The pub’s theatre tries to champion and support new work as much as possible and this time around it’s an original play called Sheep, from playwright David Cantor. Now you’d be forgiven if you thought this was about livestock or the plight of British farmers post-Brexit. It is, in fact, all about that very important bodily function – sleep. Or lack thereof in this case.

Sheep, billed as a modern day insom-com, focuses on sleep deprivation, existential angst and all the alternative realities that kick in if you don’t get any shut-eye. The plot, after only one pale ale, took me a while to get my head around. It’s apparently been twenty-one nights since Dexy last slept. This was my first disconnect with the plot as I expected Dexy, played by the rather handsome Ciaran Lonsdale, to look like a zombie from 28 Days. Instead he was looking somewhat fresh and perky. I don’t know about you but if I haven’t had enough sleep I’m the devil incarnate, so Lonsdale’s chatty and totally lucid Dexy just didn’t resonate with me at all. But why has been up so long? Could it be his choice of pillow? Could it be the heating in his flat? Or it could be the fact that his girlfriend’s missing, the police are scouring the streets and Dexy’s past is catching up with him. The plot just gets more and more unlikely.

Ensconced in his third floor flat, over the course of an evening, Dexy attempts to cast his mind back and fit the relevant pieces together. But as the blare of the sirens gets louder and night turns to morning, the lines between dreams and reality, rational thinking and insanity become ever more blurred. Yes, it’s been done before.

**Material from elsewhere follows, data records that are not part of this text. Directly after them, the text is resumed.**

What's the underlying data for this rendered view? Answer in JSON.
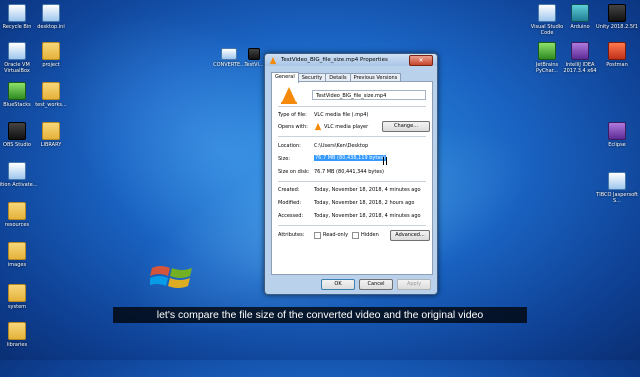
{
  "desktop": {
    "left_icons": [
      {
        "label": "Recycle Bin",
        "icon": "recycle-bin-icon",
        "style": "app"
      },
      {
        "label": "desktop.ini",
        "icon": "ini-file-icon",
        "style": "app"
      },
      {
        "label": "Oracle VM VirtualBox",
        "icon": "virtualbox-icon",
        "style": "app"
      },
      {
        "label": "project",
        "icon": "folder-icon",
        "style": "folder"
      },
      {
        "label": "BlueStacks",
        "icon": "bluestacks-icon",
        "style": "green"
      },
      {
        "label": "test_works...",
        "icon": "folder-icon",
        "style": "folder"
      },
      {
        "label": "OBS Studio",
        "icon": "obs-icon",
        "style": "dark"
      },
      {
        "label": "LIBRARY",
        "icon": "folder-icon",
        "style": "folder"
      },
      {
        "label": "Sition Activate...",
        "icon": "app-icon",
        "style": "app"
      },
      {
        "label": "resources",
        "icon": "folder-icon",
        "style": "folder"
      },
      {
        "label": "images",
        "icon": "folder-icon",
        "style": "folder"
      },
      {
        "label": "system",
        "icon": "folder-icon",
        "style": "folder"
      },
      {
        "label": "libraries",
        "icon": "folder-icon",
        "style": "folder"
      }
    ],
    "right_icons": [
      {
        "label": "Visual Studio Code",
        "icon": "vscode-icon",
        "style": "app"
      },
      {
        "label": "Arduino",
        "icon": "arduino-icon",
        "style": "teal"
      },
      {
        "label": "Unity 2018.2.5f1",
        "icon": "unity-icon",
        "style": "dark"
      },
      {
        "label": "JetBrains PyChar...",
        "icon": "pycharm-icon",
        "style": "green"
      },
      {
        "label": "IntelliJ IDEA 2017.3.4 x64",
        "icon": "intellij-icon",
        "style": "purple"
      },
      {
        "label": "Postman",
        "icon": "postman-icon",
        "style": "red"
      },
      {
        "label": "Eclipse",
        "icon": "eclipse-icon",
        "style": "purple"
      },
      {
        "label": "TIBCO Jaspersoft S...",
        "icon": "jaspersoft-icon",
        "style": "app"
      }
    ],
    "top_icons": [
      {
        "label": "CONVERTE...",
        "icon": "video-file-icon"
      },
      {
        "label": "TestVi...",
        "icon": "video-file-icon"
      }
    ]
  },
  "dialog": {
    "title": "TestVideo_BIG_file_size.mp4 Properties",
    "close_label": "✕",
    "tabs": [
      "General",
      "Security",
      "Details",
      "Previous Versions"
    ],
    "filename": "TestVideo_BIG_file_size.mp4",
    "type_label": "Type of file:",
    "type_value": "VLC media file (.mp4)",
    "opens_label": "Opens with:",
    "opens_value": "VLC media player",
    "change_label": "Change...",
    "location_label": "Location:",
    "location_value": "C:\\Users\\Ken\\Desktop",
    "size_label": "Size:",
    "size_value": "76.7 MB (80,438,119 bytes)",
    "size_disk_label": "Size on disk:",
    "size_disk_value": "76.7 MB (80,441,344 bytes)",
    "created_label": "Created:",
    "created_value": "Today, November 18, 2018, 4 minutes ago",
    "modified_label": "Modified:",
    "modified_value": "Today, November 18, 2018, 2 hours ago",
    "accessed_label": "Accessed:",
    "accessed_value": "Today, November 18, 2018, 4 minutes ago",
    "attributes_label": "Attributes:",
    "readonly_label": "Read-only",
    "hidden_label": "Hidden",
    "advanced_label": "Advanced...",
    "ok_label": "OK",
    "cancel_label": "Cancel",
    "apply_label": "Apply"
  },
  "caption": "let's compare the file size of the converted video and the original video"
}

Cantor’s script is good and there are some great passages of dialogue across the 70 minutes, but they’re few and far between and I only laughed once. The humour, the pace and the point just aren’t there. As if this weren’t enough, Dexy is visited by three very different people during the night and I suddenly imagined what Scrooge might be like if he’d taken too much Night Nurse. The first visitor is Leo, played to perfection by the dashing and very pretty James Groom. Groom’s Leo is fun and camp, with all the best one liners, though I did find the stereotypes of the rainbow whistle, brink pink cowboy hat, bubbles and banana in his pants a bit try-hard and unnecessary when Groom was so strong. The second visitor is Vic, ‘the dullest man alive’, played by Bruce Kitchener, while the third is Niamh Watson’s Margot. Both actors stand their ground well as they weave through the ins and outs of their individual storylines and Dexy’s subconscious. As an ensemble they all work really well together, but I still found the piece flawed and too slow. As the paranoia escalates with Nigerian traffic wardens and Italian mobsters smashing down doors, Georgia Leanne Harri’s direction really came into its own and was great.

There are a few funny moments in this show, but to stop me counting sheep next time it just needs to be a bit tighter and, like a warm cup of Horlicks, have a purpose.

Author: David Cantor
Producer: Tripped Theatre
Director: Georgia Leanne Harris
Box Office: 0333 012 4963
Booking Link: https://www.whitebeartheatre.co.uk/
Booking Until: 5th August 2017

About Neil Johnson

Neil Johnson
A Scottish South African Londoner. From being a TV presenter to an extra in Sinbad, and from being Big Ears in The Adventures Of Noddy to the evil Herr Zeler in The Sound Of Music, Neil had a fun acting career post graduating from theatre school. He stupidly made the promise to himself to stop acting if he didn't have his Oscar by 30 so as the big 3-0, and lack of a gold statuette, loomed he retired and is now a publicist. The arts is in his life blood so Neil will often be found in a theatre getting goosebumps from a play, balling his eyes out at a musical or interacting with a random piece of modern art in a gallery. From entering the world,quite literally, during a performance of The Towering Inferno, he's always had a passion for cinema and recently launched a film blog as the dream one day would be to be a full time film and theatre critic.